» Extracted records
Content starts
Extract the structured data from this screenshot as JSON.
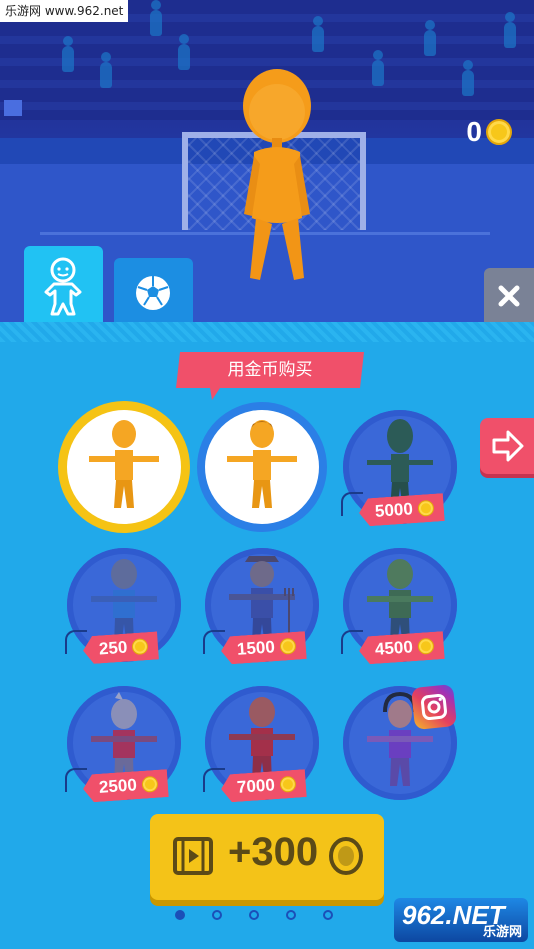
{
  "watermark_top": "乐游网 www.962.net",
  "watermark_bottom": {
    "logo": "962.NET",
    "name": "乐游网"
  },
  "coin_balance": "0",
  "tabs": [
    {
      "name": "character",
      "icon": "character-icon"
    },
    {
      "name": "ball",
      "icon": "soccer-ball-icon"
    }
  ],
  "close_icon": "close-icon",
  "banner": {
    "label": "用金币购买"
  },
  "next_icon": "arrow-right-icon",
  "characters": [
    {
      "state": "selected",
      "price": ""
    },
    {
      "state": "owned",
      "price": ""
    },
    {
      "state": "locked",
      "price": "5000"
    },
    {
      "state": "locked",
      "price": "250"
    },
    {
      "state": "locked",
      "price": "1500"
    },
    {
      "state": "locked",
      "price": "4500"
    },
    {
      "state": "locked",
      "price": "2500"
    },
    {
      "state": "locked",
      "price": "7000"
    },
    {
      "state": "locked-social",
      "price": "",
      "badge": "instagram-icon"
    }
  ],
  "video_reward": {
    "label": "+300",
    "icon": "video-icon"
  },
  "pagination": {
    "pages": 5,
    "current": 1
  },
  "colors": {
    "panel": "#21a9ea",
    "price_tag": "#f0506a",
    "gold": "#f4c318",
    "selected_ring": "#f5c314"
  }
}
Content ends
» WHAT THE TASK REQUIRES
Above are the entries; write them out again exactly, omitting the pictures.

» SOLUTION TO THIS TASK
Extract the structured data from this screenshot as JSON.
{
  "watermark_top": "乐游网 www.962.net",
  "watermark_bottom": {
    "logo": "962.NET",
    "name": "乐游网"
  },
  "coin_balance": "0",
  "tabs": [
    {
      "name": "character",
      "icon": "character-icon"
    },
    {
      "name": "ball",
      "icon": "soccer-ball-icon"
    }
  ],
  "close_icon": "close-icon",
  "banner": {
    "label": "用金币购买"
  },
  "next_icon": "arrow-right-icon",
  "characters": [
    {
      "state": "selected",
      "price": ""
    },
    {
      "state": "owned",
      "price": ""
    },
    {
      "state": "locked",
      "price": "5000"
    },
    {
      "state": "locked",
      "price": "250"
    },
    {
      "state": "locked",
      "price": "1500"
    },
    {
      "state": "locked",
      "price": "4500"
    },
    {
      "state": "locked",
      "price": "2500"
    },
    {
      "state": "locked",
      "price": "7000"
    },
    {
      "state": "locked-social",
      "price": "",
      "badge": "instagram-icon"
    }
  ],
  "video_reward": {
    "label": "+300",
    "icon": "video-icon"
  },
  "pagination": {
    "pages": 5,
    "current": 1
  },
  "colors": {
    "panel": "#21a9ea",
    "price_tag": "#f0506a",
    "gold": "#f4c318",
    "selected_ring": "#f5c314"
  }
}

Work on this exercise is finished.